Search the records below for "repeat"; copy each line that has it.

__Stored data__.
------------------------------------------------------------------------
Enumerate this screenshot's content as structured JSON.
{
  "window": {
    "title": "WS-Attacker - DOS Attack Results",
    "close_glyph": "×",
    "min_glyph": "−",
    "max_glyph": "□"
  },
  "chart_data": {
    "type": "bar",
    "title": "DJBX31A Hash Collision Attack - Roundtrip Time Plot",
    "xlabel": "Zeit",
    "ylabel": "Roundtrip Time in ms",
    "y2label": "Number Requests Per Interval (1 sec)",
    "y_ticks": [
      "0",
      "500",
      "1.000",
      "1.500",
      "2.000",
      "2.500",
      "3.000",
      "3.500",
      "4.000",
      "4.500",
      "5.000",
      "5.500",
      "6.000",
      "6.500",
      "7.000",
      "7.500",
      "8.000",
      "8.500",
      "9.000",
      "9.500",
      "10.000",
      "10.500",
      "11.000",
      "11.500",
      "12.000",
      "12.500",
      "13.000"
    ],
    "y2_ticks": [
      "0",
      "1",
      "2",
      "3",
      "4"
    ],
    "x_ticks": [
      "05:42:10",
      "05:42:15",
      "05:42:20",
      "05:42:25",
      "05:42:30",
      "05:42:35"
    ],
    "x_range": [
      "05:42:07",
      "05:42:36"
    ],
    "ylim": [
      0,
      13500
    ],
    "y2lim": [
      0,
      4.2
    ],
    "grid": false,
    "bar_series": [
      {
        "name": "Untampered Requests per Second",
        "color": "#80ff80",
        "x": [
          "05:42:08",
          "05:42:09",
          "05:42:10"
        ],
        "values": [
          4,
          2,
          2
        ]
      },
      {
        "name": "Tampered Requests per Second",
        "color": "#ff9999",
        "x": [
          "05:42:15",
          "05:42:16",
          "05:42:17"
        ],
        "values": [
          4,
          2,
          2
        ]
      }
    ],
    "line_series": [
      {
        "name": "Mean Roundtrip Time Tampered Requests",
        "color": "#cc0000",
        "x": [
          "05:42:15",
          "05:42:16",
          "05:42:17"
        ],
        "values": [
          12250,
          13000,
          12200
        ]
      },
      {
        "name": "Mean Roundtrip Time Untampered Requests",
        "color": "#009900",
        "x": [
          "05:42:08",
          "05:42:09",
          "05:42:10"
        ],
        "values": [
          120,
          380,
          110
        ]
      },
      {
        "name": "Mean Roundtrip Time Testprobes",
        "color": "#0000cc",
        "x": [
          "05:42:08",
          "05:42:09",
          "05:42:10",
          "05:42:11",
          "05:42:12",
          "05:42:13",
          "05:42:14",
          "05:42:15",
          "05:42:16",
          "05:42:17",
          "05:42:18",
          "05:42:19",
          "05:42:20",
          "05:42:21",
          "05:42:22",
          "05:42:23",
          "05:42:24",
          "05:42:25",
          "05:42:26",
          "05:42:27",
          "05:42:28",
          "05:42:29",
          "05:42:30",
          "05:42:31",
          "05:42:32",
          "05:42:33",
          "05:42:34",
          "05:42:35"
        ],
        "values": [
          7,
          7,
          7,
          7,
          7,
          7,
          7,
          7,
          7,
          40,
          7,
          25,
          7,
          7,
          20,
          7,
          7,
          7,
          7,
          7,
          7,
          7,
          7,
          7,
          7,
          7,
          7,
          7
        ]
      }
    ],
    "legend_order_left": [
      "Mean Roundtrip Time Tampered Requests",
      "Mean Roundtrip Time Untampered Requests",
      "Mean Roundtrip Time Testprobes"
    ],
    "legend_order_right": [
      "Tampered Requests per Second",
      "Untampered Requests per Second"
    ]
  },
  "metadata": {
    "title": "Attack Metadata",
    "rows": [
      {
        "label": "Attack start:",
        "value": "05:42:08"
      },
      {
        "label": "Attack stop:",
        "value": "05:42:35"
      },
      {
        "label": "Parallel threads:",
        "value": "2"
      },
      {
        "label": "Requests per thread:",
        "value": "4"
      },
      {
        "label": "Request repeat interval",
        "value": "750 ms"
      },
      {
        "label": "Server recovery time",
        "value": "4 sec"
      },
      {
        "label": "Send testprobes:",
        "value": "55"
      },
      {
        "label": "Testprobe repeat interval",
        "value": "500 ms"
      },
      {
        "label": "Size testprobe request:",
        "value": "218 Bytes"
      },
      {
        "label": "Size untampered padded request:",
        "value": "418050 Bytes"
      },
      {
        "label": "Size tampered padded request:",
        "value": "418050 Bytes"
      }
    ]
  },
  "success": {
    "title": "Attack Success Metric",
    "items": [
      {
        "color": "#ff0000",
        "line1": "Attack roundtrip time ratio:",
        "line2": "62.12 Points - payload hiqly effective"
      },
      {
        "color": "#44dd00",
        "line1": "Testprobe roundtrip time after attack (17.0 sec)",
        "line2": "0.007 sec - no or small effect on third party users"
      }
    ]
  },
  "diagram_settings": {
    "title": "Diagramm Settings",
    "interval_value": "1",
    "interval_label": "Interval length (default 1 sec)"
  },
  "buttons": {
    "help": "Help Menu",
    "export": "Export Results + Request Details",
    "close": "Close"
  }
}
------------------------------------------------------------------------
__Task solution__.
        "label": "Request repeat interval",
        "label": "Testprobe repeat interval",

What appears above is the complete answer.